There’s some truth to the old adage, “It takes money to make money.” Sure, you already had the yarn, knitting needles and the eBay account needed to start selling your super cool hand-made scarves, but there are other things to consider in the growth and longevity of your business, and some of those things will cost money. As you start making money, set aside a portion–even if it’s only a small amount at first–to reinvest in your business. Make a list of things you need in order to stay in business (things your business can’t exist without, like supplies, equipment, seller’s fees, etc.), and then make a separate list of things that are non-essential but will help you achieve your business goals (like advertising, classes and workshops, and branding materials). Prioritize each list, then put part of your set-aside money towards the necessities, and save the rest for your “growth fund.” So when your Etsy shop really takes off, you’ll have money to put towards opening up an online shop of your own–making you independent of Etsy, and saving you money in the long run! If you require more resources up front than your fledgling business can afford at first, talk to your bank to see if you can qualify for a small business loan (be sure to research the best rates, and if you end up getting the loan, be sure that you’re regularly setting aside some of your business’ income to pay back into the loan).
Develop Your Craft
A big key to staying on top in markets that are beginning to flood with other women who had the same thought you did when you decided to start your own business, is developing your craft. Always keep an eye on what others in your market are doing, what people are buying, the direction the trends are going, etc. While you don’t want to become too focused on your competitors (it’s your business, you need to do your own thing), you do want to make sure your products/services are moving with the times. Try to set aside time on a regular basis to brainstorm new and innovative ways to keep your products fresh and your services relevant. Your hand-knit scarves are doing great; maybe it’s time to add matching knit hats and mittens to your repertoire. If you’re a service-based business, think about adding adding additional services that compliment your existing ones; or maybe you need to discontinue one service and devote more resources to another service that is in higher demand. Basically, you want to make sure your business isn’t stagnating. Keep moving forward!
Share Your Experience
Are you a small business owner?
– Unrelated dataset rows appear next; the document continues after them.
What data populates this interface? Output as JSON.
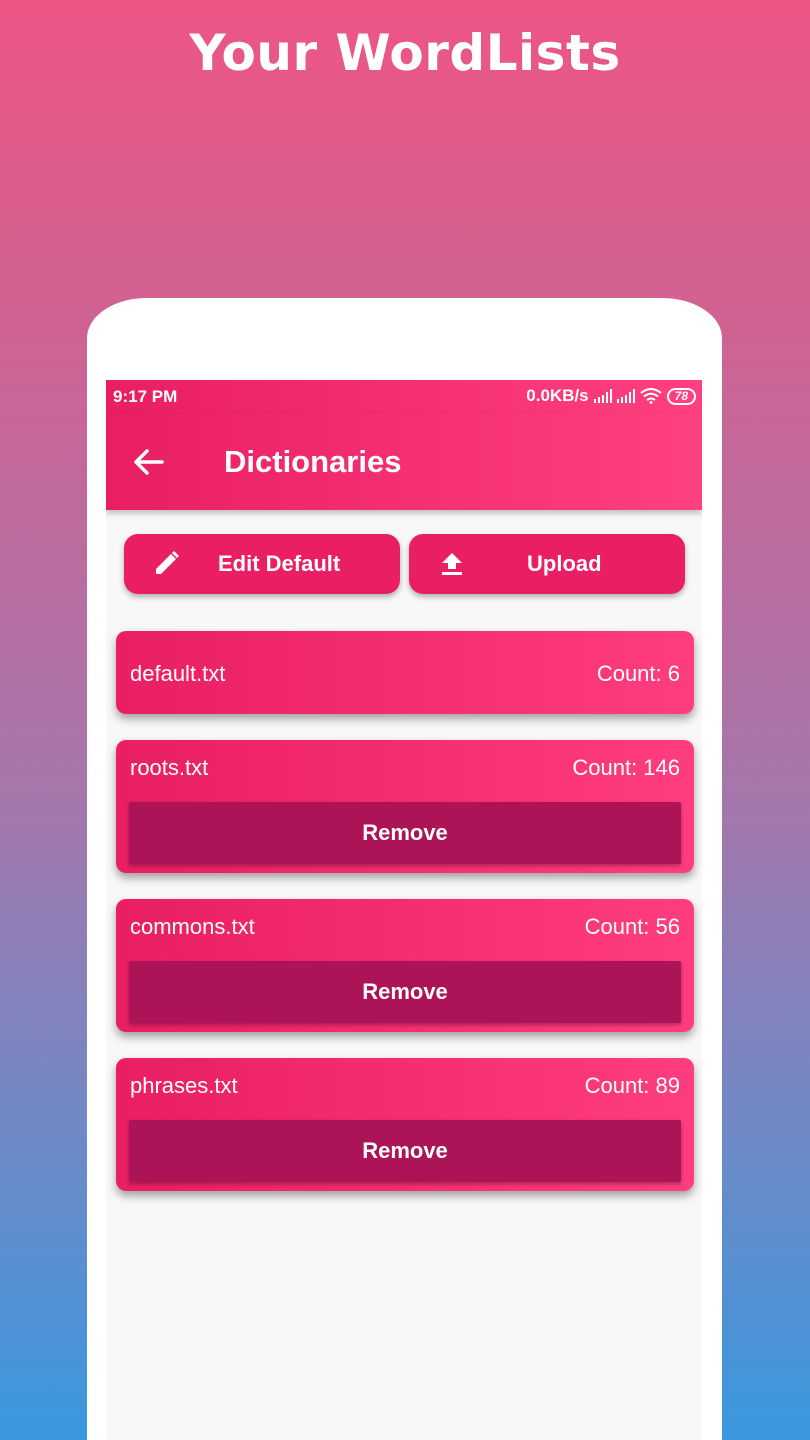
{
  "promo": {
    "title": "Your WordLists"
  },
  "status_bar": {
    "time": "9:17 PM",
    "net_speed": "0.0KB/s",
    "battery": "78"
  },
  "app_bar": {
    "title": "Dictionaries",
    "back_icon": "arrow-left-icon"
  },
  "actions": {
    "edit_default": {
      "label": "Edit Default",
      "icon": "pencil-icon"
    },
    "upload": {
      "label": "Upload",
      "icon": "upload-icon"
    }
  },
  "dictionaries": [
    {
      "name": "default.txt",
      "count": "Count: 6"
    },
    {
      "name": "roots.txt",
      "count": "Count: 146",
      "remove_label": "Remove"
    },
    {
      "name": "commons.txt",
      "count": "Count: 56",
      "remove_label": "Remove"
    },
    {
      "name": "phrases.txt",
      "count": "Count: 89",
      "remove_label": "Remove"
    }
  ],
  "colors": {
    "primary": "#e91e63",
    "primary_light": "#ff4081",
    "remove_button": "#ad1457",
    "screen_bg": "#f8f8f8"
  }
}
Whether you just started your business last week, or you’ve been in business for years, I’d love to hear some of the things you’ve learned that have helped your business succeed. Leave a comment and share your experiences!